For the past ten weeks, The Great British Bake Off, or GBBO, has not only had the Jamie Oliver clan glued to the television but created a social media storm, as millions have tuned in to watch a group of amateur bakers battle it out against a backdrop of Cath Kidston bunting. The all-male final on Tuesday evening, pulled in an estimated five million viewers and saw underdog John Whaite clinch the title. Unlike many, (ahem X Factor) there hasn’t been a drop of cynicism. Simply twelve dedicated bakers agonising over whether their sponge will rise to the occasion.
However, first to Tuesday’s final. We had quirky and innovative medical student James, the competent ‘I’ve done it all before’ baker Brendan, and self-doubting John. First the finalists were challenged to make a Pithivier (round pie to me and you), and whilst Brendan and John were praised for their “buttery rough puff”, James fell down with his soggy bottom, euphemisms aside. In the technical challenge, there were dramas over fondant fancies, as even Brendan struggled with presentation and John quipped that “Mr Kipling would be turning in his grave”. For the final showstopper, the trio made themed chiffon cakes to be served at a fete later that day. Brendan wowed the judges with his Family Reunion creation; ambitious James wanted to pay homage to Britain’s great year, but Paul just couldn’t understand the structure, or lack of, he noted: “the United Kingdom was his idea and yet there was nothing united about that”. This left John, who’s Heaven and Hell Cake, adorned with gold leaf and ‘perfect’ lemon meringues arguably stole the show. The Law graduate went on to clinch the title, as GBBO contestants of past and present gathered at the fete on a typically wet British afternoon.

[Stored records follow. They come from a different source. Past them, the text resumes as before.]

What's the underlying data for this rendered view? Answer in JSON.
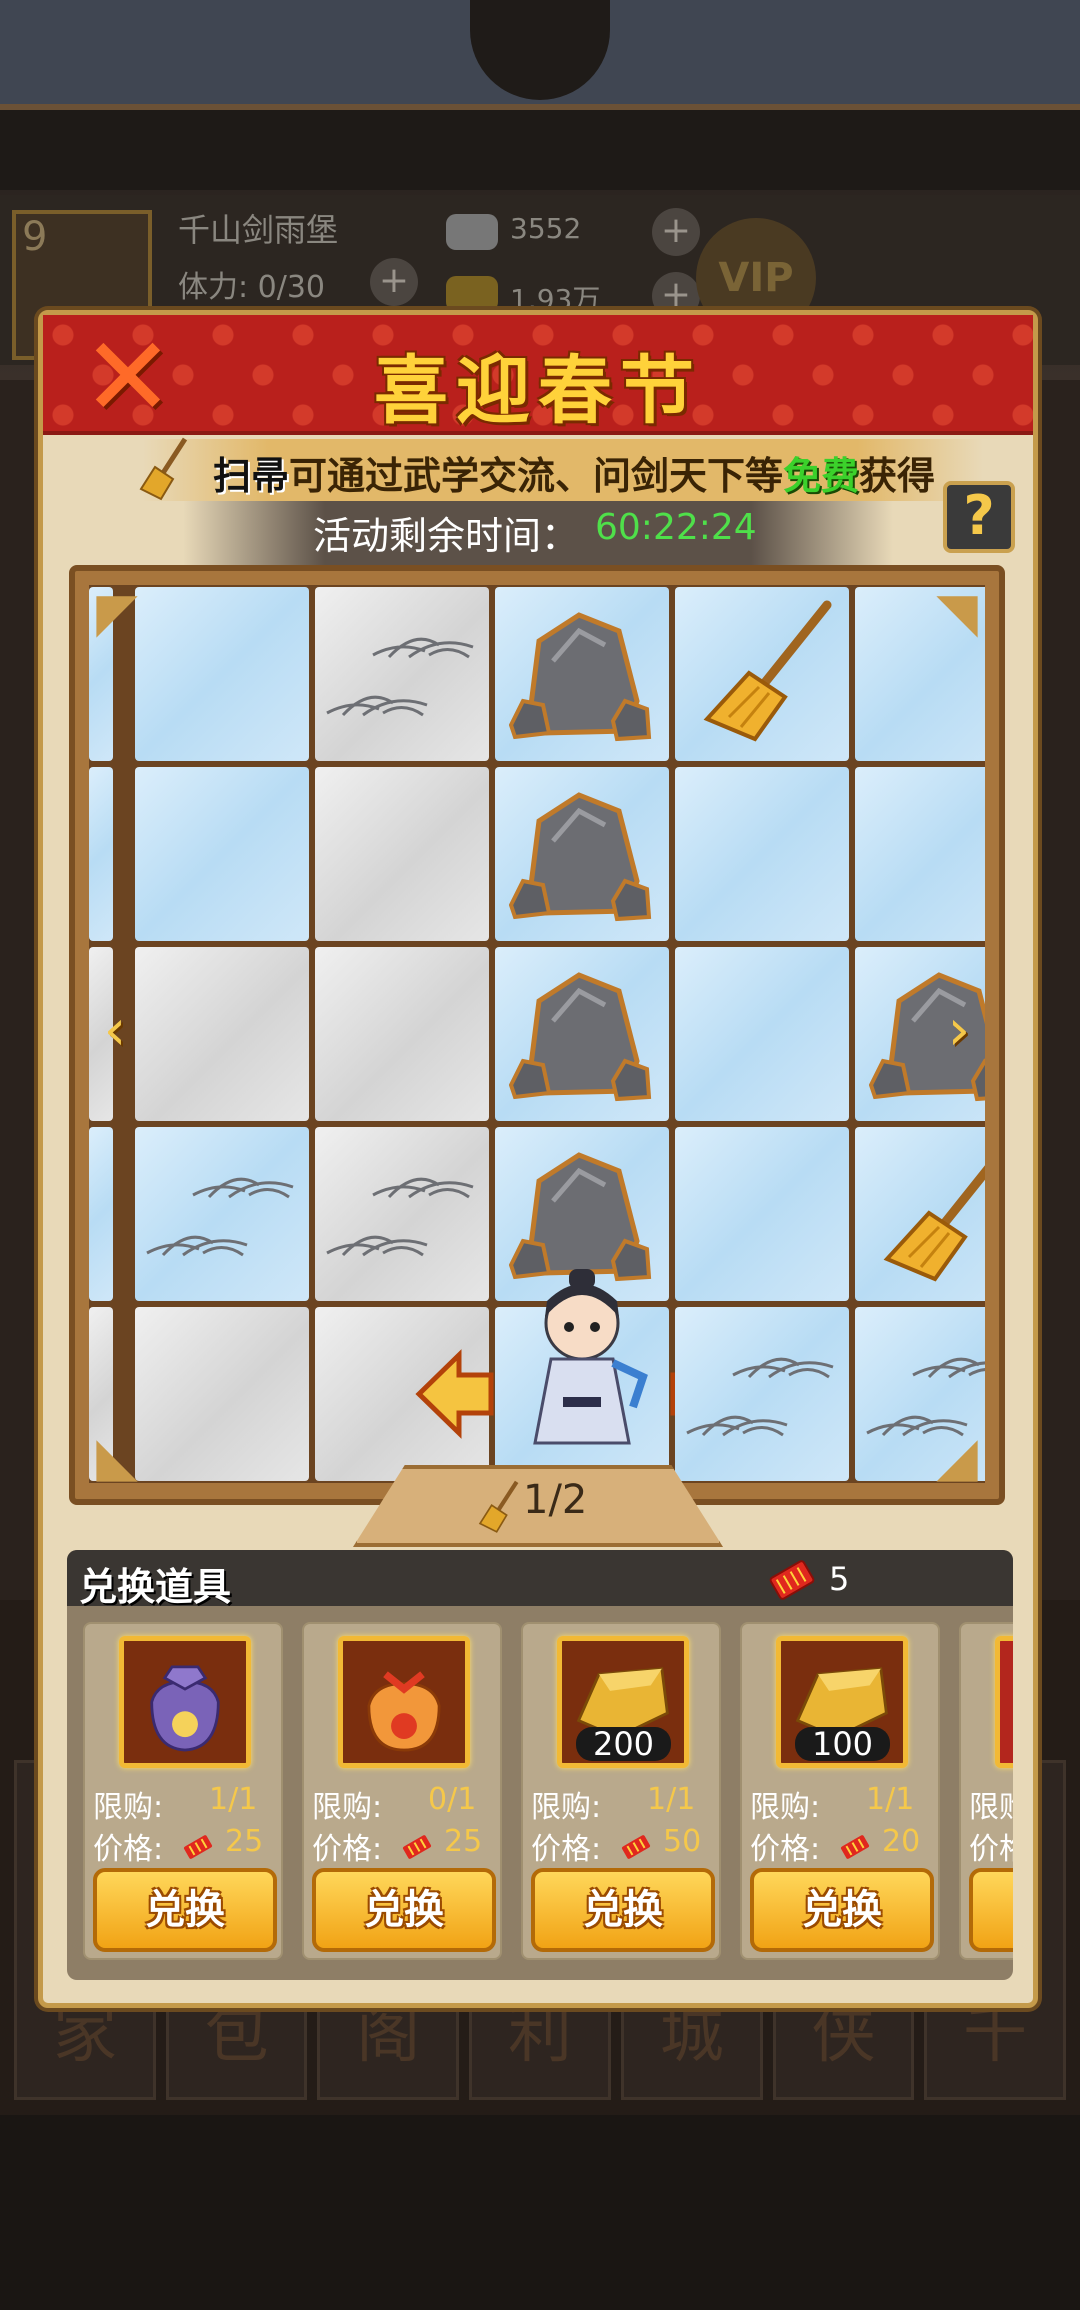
{
  "background": {
    "level": "9",
    "player_name": "千山剑雨堡",
    "stamina": "体力: 0/30",
    "silver": "3552",
    "gold": "1.93万",
    "vip_label": "VIP",
    "bottom_tabs": [
      "家",
      "包",
      "阁",
      "利",
      "城",
      "侠",
      "千"
    ]
  },
  "event": {
    "title": "喜迎春节",
    "close_symbol": "✕",
    "hint": {
      "keyword": "扫帚",
      "text1": "可通过武学交流、问剑天下等",
      "highlight": "免费",
      "text2": "获得"
    },
    "timer_label": "活动剩余时间：",
    "timer_value": "60:22:24",
    "help_symbol": "?",
    "page_indicator": "1/2",
    "board": {
      "rows": [
        [
          "snow",
          "gray-grass",
          "snow-rock",
          "snow-broom",
          "snow"
        ],
        [
          "snow",
          "gray",
          "snow-rock",
          "snow",
          "snow"
        ],
        [
          "gray",
          "gray",
          "snow-rock",
          "snow",
          "snow-rock"
        ],
        [
          "snow-grass",
          "gray-grass",
          "snow-rock",
          "snow",
          "snow-broom"
        ],
        [
          "gray",
          "gray",
          "hero",
          "snow-grass",
          "snow-grass"
        ]
      ]
    }
  },
  "shop": {
    "title": "兑换道具",
    "token_count": "5",
    "limit_label": "限购:",
    "price_label": "价格:",
    "button_label": "兑换",
    "items": [
      {
        "icon": "purple-bag",
        "qty": "",
        "limit": "1/1",
        "price": "25"
      },
      {
        "icon": "orange-bag",
        "qty": "",
        "limit": "0/1",
        "price": "25"
      },
      {
        "icon": "gold-ingot",
        "qty": "200",
        "limit": "1/1",
        "price": "50"
      },
      {
        "icon": "gold-ingot",
        "qty": "100",
        "limit": "1/1",
        "price": "20"
      },
      {
        "icon": "red-scroll",
        "qty": "",
        "limit": "",
        "price": ""
      }
    ]
  },
  "colors": {
    "header_red": "#b9201c",
    "title_gold": "#ffd23a",
    "timer_green": "#4fe04a",
    "free_green": "#3bd12b",
    "button_gold": "#f1a315"
  }
}
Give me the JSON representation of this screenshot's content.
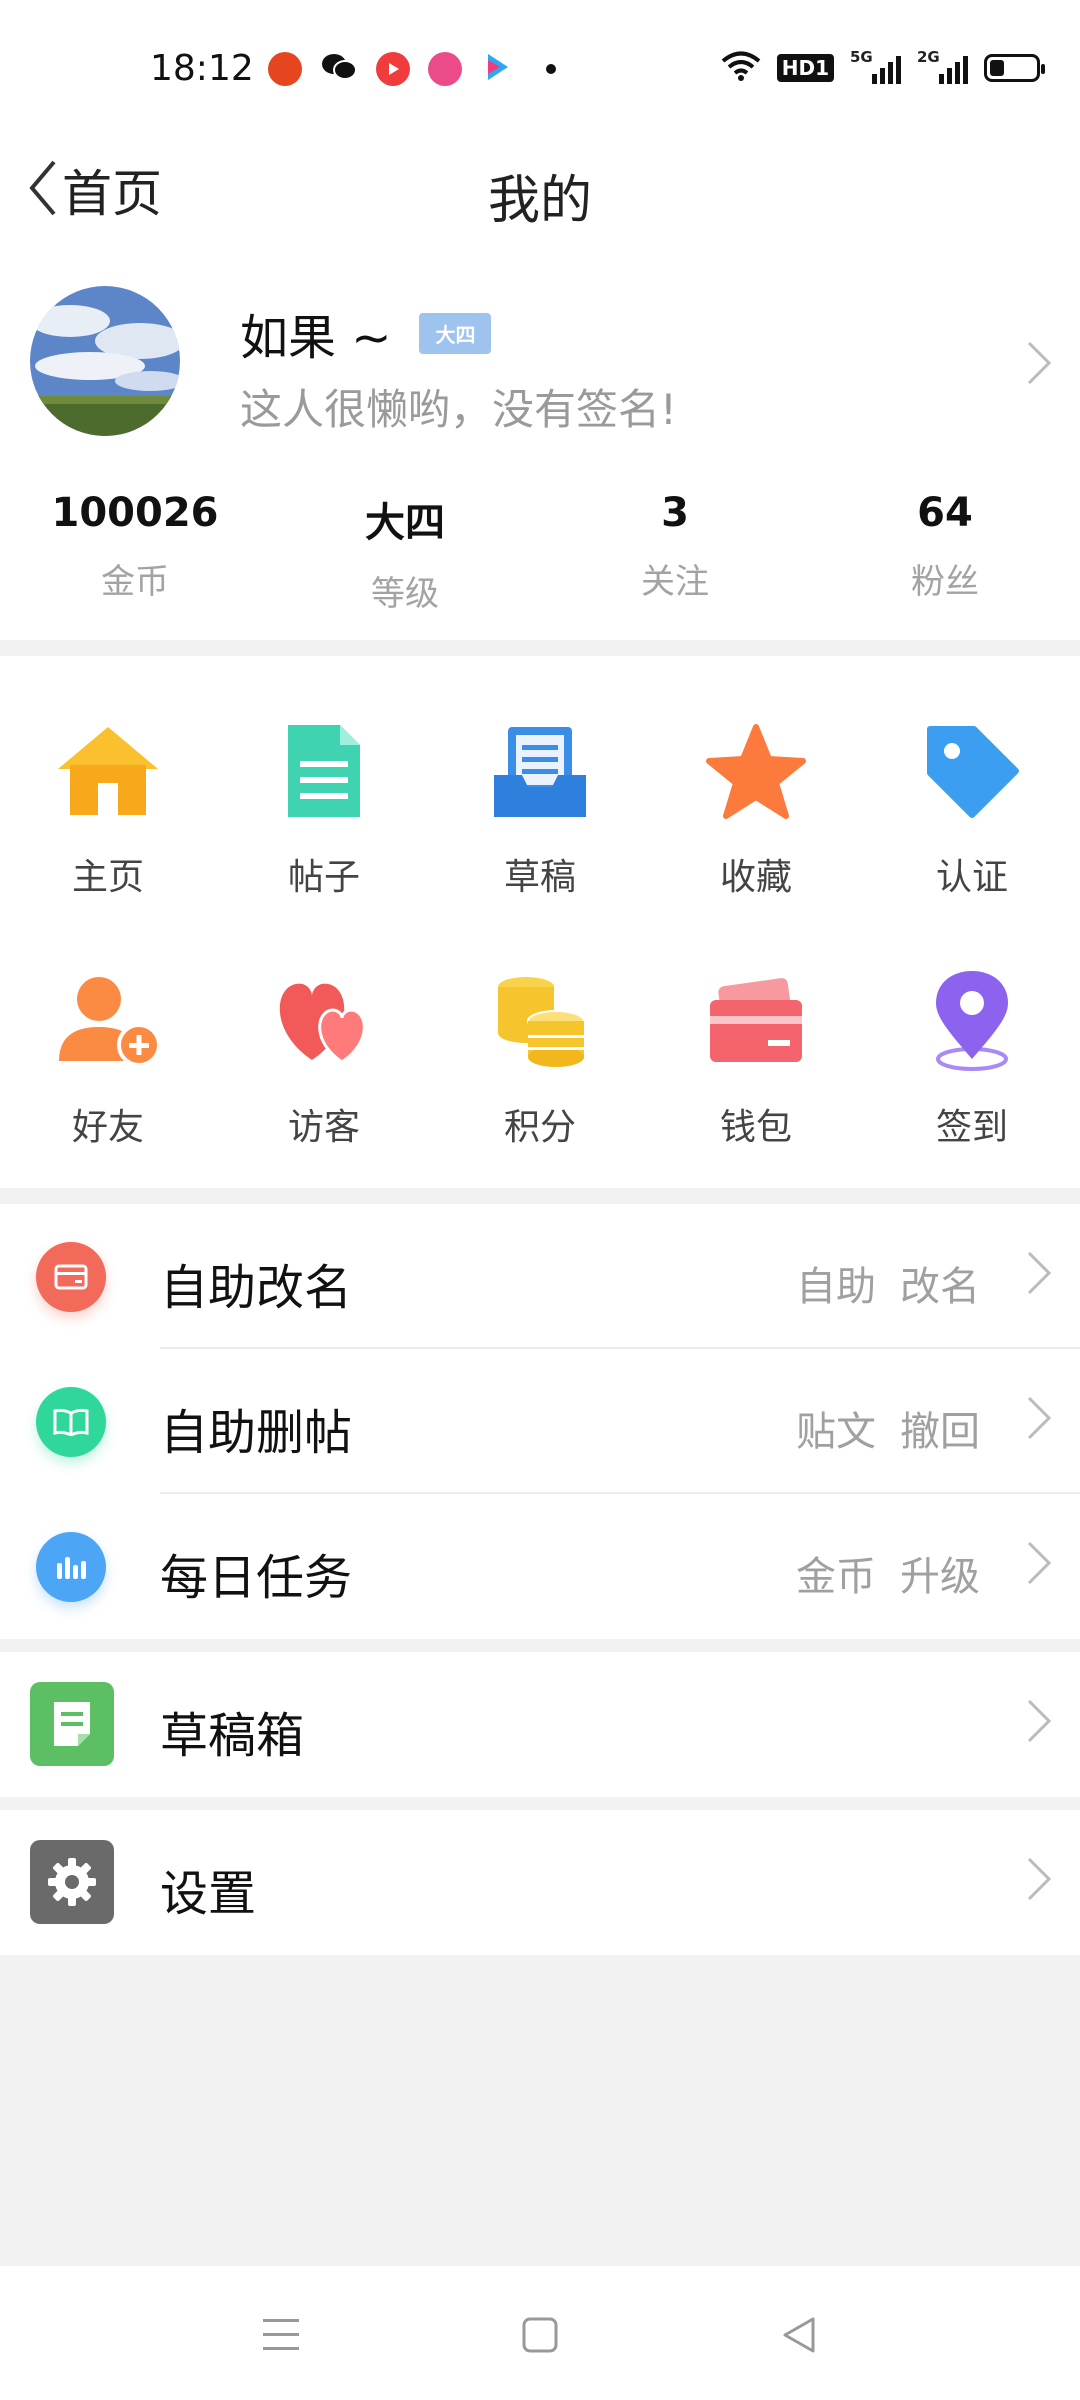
{
  "status": {
    "time": "18:12",
    "hd": "HD1",
    "net1": "5G",
    "net2": "2G"
  },
  "header": {
    "back_label": "首页",
    "title": "我的"
  },
  "profile": {
    "username": "如果 ~",
    "level_badge": "大四",
    "signature": "这人很懒哟，没有签名!"
  },
  "stats": [
    {
      "value": "100026",
      "label": "金币"
    },
    {
      "value": "大四",
      "label": "等级"
    },
    {
      "value": "3",
      "label": "关注"
    },
    {
      "value": "64",
      "label": "粉丝"
    }
  ],
  "grid": [
    {
      "label": "主页",
      "icon": "home-icon",
      "color": "#f8b21c"
    },
    {
      "label": "帖子",
      "icon": "post-document-icon",
      "color": "#3fd3b2"
    },
    {
      "label": "草稿",
      "icon": "draft-tray-icon",
      "color": "#3b8ee8"
    },
    {
      "label": "收藏",
      "icon": "star-icon",
      "color": "#fb7a3c"
    },
    {
      "label": "认证",
      "icon": "tag-icon",
      "color": "#3b9ef0"
    },
    {
      "label": "好友",
      "icon": "add-friend-icon",
      "color": "#fb8a42"
    },
    {
      "label": "访客",
      "icon": "hearts-icon",
      "color": "#f25a5a"
    },
    {
      "label": "积分",
      "icon": "coins-icon",
      "color": "#f6c42c"
    },
    {
      "label": "钱包",
      "icon": "wallet-card-icon",
      "color": "#f3646d"
    },
    {
      "label": "签到",
      "icon": "location-pin-icon",
      "color": "#8b63ef"
    }
  ],
  "list_main": [
    {
      "label": "自助改名",
      "right": [
        "自助",
        "改名"
      ],
      "icon": "card-icon",
      "color": "#f26a5a"
    },
    {
      "label": "自助删帖",
      "right": [
        "贴文",
        "撤回"
      ],
      "icon": "book-icon",
      "color": "#2fd89a"
    },
    {
      "label": "每日任务",
      "right": [
        "金币",
        "升级"
      ],
      "icon": "bar-chart-icon",
      "color": "#4da6f5"
    }
  ],
  "list_drafts": {
    "label": "草稿箱",
    "icon": "draft-box-icon",
    "color": "#5cbf64"
  },
  "list_settings": {
    "label": "设置",
    "icon": "gear-icon",
    "color": "#6a6a6a"
  }
}
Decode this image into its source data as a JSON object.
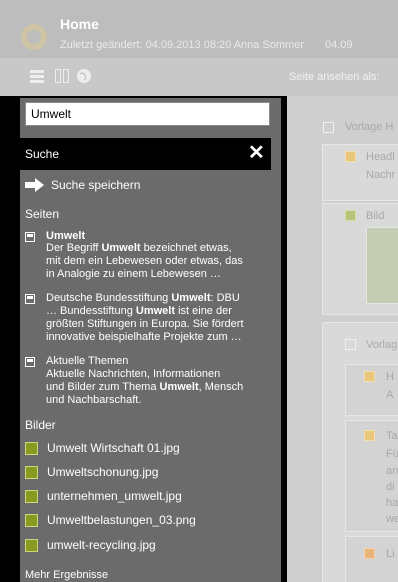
{
  "header": {
    "title": "Home",
    "subtitle": "Zuletzt geändert: 04.09.2013 08:20 Anna Sommer",
    "date_fragment": "04.09"
  },
  "toolbar": {
    "view_as_label": "Seite ansehen als:",
    "icons": [
      "menu-icon",
      "columns-icon",
      "globe-icon"
    ]
  },
  "search": {
    "value": "Umwelt",
    "header_label": "Suche",
    "close_symbol": "✕",
    "save_label": "Suche speichern"
  },
  "sections": {
    "pages": "Seiten",
    "images": "Bilder",
    "more": "Mehr Ergebnisse"
  },
  "page_results": [
    {
      "title": "Umwelt",
      "lines": [
        [
          "Der Begriff ",
          "Umwelt",
          " bezeichnet etwas,"
        ],
        [
          "mit dem ein Lebewesen oder etwas, das",
          "",
          ""
        ],
        [
          "in Analogie zu einem Lebewesen …",
          "",
          ""
        ]
      ]
    },
    {
      "title": "",
      "lines": [
        [
          "Deutsche Bundesstiftung ",
          "Umwelt",
          ": DBU"
        ],
        [
          "… Bundesstiftung ",
          "Umwelt",
          " ist eine der"
        ],
        [
          "größten Stiftungen in Europa. Sie fördert",
          "",
          ""
        ],
        [
          "innovative beispielhafte Projekte zum …",
          "",
          ""
        ]
      ]
    },
    {
      "title": "",
      "lines": [
        [
          "Aktuelle Themen",
          "",
          ""
        ],
        [
          "Aktuelle Nachrichten, Informationen",
          "",
          ""
        ],
        [
          "und Bilder zum Thema ",
          "Umwelt",
          ", Mensch"
        ],
        [
          "und Nachbarschaft.",
          "",
          ""
        ]
      ]
    }
  ],
  "image_results": [
    "Umwelt Wirtschaft 01.jpg",
    "Umweltschonung.jpg",
    "unternehmen_umwelt.jpg",
    "Umweltbelastungen_03.png",
    "umwelt-recycling.jpg"
  ],
  "background": {
    "labels": [
      "Vorlage H",
      "Headl",
      "Nachr",
      "Bild",
      "Vorlag",
      "H",
      "A",
      "Ta",
      "Fü",
      "an",
      "di",
      "ha",
      "we",
      "Li"
    ]
  },
  "colors": {
    "image_square": "#8a9a22",
    "panel": "#6b6b6b",
    "header_bar": "#000000"
  }
}
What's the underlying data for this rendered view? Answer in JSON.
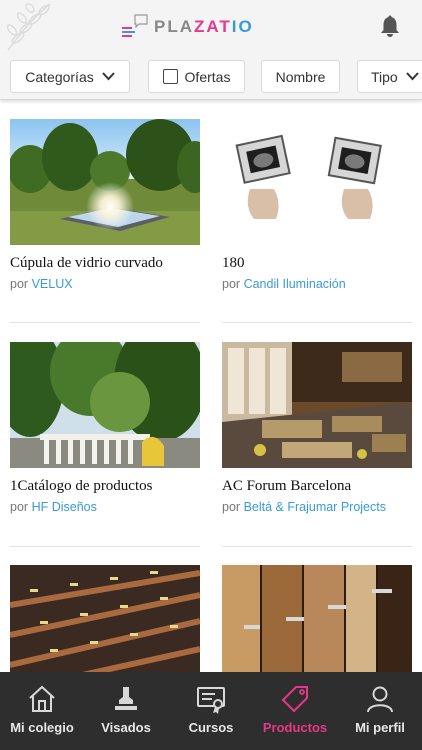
{
  "app": {
    "logo_prefix": "PLA",
    "logo_middle": "ZAT",
    "logo_suffix": "IO",
    "brand_pink": "#e8388a",
    "brand_blue": "#3a9ad9"
  },
  "filters": {
    "categories_label": "Categorías",
    "offers_label": "Ofertas",
    "offers_checked": false,
    "name_label": "Nombre",
    "type_label": "Tipo"
  },
  "products": [
    {
      "title": "Cúpula de vidrio curvado",
      "by_prefix": "por",
      "brand": "VELUX"
    },
    {
      "title": "180",
      "by_prefix": "por",
      "brand": "Candil Iluminación"
    },
    {
      "title": "1Catálogo de productos",
      "by_prefix": "por",
      "brand": "HF Diseños"
    },
    {
      "title": "AC Forum Barcelona",
      "by_prefix": "por",
      "brand": "Beltá & Frajumar Projects"
    },
    {
      "title": "",
      "by_prefix": "",
      "brand": ""
    },
    {
      "title": "",
      "by_prefix": "",
      "brand": ""
    }
  ],
  "nav": {
    "items": [
      {
        "label": "Mi colegio",
        "icon": "school-icon"
      },
      {
        "label": "Visados",
        "icon": "stamp-icon"
      },
      {
        "label": "Cursos",
        "icon": "certificate-icon"
      },
      {
        "label": "Productos",
        "icon": "tag-icon"
      },
      {
        "label": "Mi perfil",
        "icon": "user-icon"
      }
    ],
    "active": "Productos",
    "active_color": "#e8388a"
  }
}
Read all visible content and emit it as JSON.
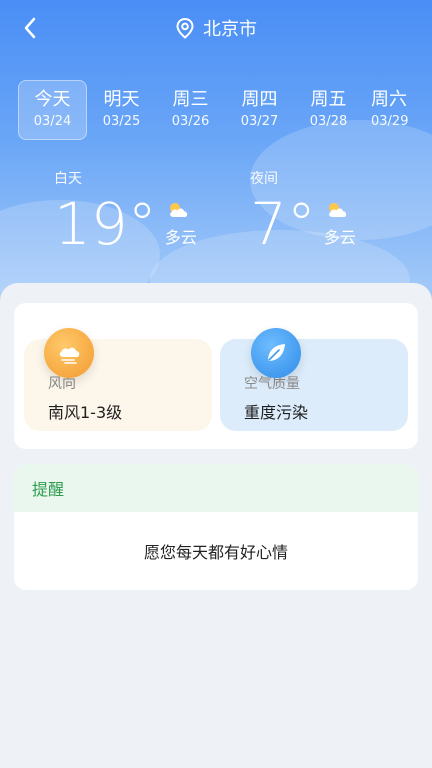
{
  "header": {
    "city": "北京市"
  },
  "days": [
    {
      "name": "今天",
      "date": "03/24",
      "active": true
    },
    {
      "name": "明天",
      "date": "03/25"
    },
    {
      "name": "周三",
      "date": "03/26"
    },
    {
      "name": "周四",
      "date": "03/27"
    },
    {
      "name": "周五",
      "date": "03/28"
    },
    {
      "name": "周六",
      "date": "03/29"
    }
  ],
  "today": {
    "day": {
      "label": "白天",
      "temp": "19°",
      "condition": "多云"
    },
    "night": {
      "label": "夜间",
      "temp": "7°",
      "condition": "多云"
    }
  },
  "info": {
    "wind": {
      "label": "风向",
      "value": "南风1-3级",
      "icon": "wind-cloud-icon"
    },
    "air": {
      "label": "空气质量",
      "value": "重度污染",
      "icon": "leaf-icon"
    }
  },
  "reminder": {
    "title": "提醒",
    "message": "愿您每天都有好心情"
  },
  "colors": {
    "hero_top": "#4a8ef6",
    "wind_badge": "#f5a73b",
    "air_badge": "#3d9bf2",
    "reminder_accent": "#2e9d4e"
  }
}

The GBBO effect has seen sales of baking appliances go through the roof; baking powder and icing sugar fly off supermarket shelves. Tuesday’s Twitter feeds saw men torn between cake decoration with Mary Berry and the silver-fox and the England versus Ukraine football friendly. And it doesn’t stop there. The show is flourishing internationally, with French and Australian versions currently in production, and Scandinavian shows also proving immensely popular. So why has baking become so cool?
In a recent TV interview, Paul and Mary highlighted the economic recession as a reason for baking’s homely comeback, people are moving back to good old home cooking. However, there’s probably a little more to it than that. There’s something nostalgic and retro about baking that ties it nicely into the current ‘vintage revolution’. And 2012 has been a year to celebrate all things British, which perhaps explains the revived interest in our baking heritage. And quite simply, who doesn’t love cake?
Now that GBBO has come to an end, I’m wondering what I’m going to do with my Tuesday evenings. No more choux pastry swans. No more talk of soggy bottoms and witty sexual innuendo from Mel and Sue. However, for fans of the show, we won’t have to wait long; in the pipeline are specials for both Christmas and Comic Relief and after a series which has seen re-creations of the Colosseum in gingerbread from, who knows what Britain’s amateur bakers might come up with next?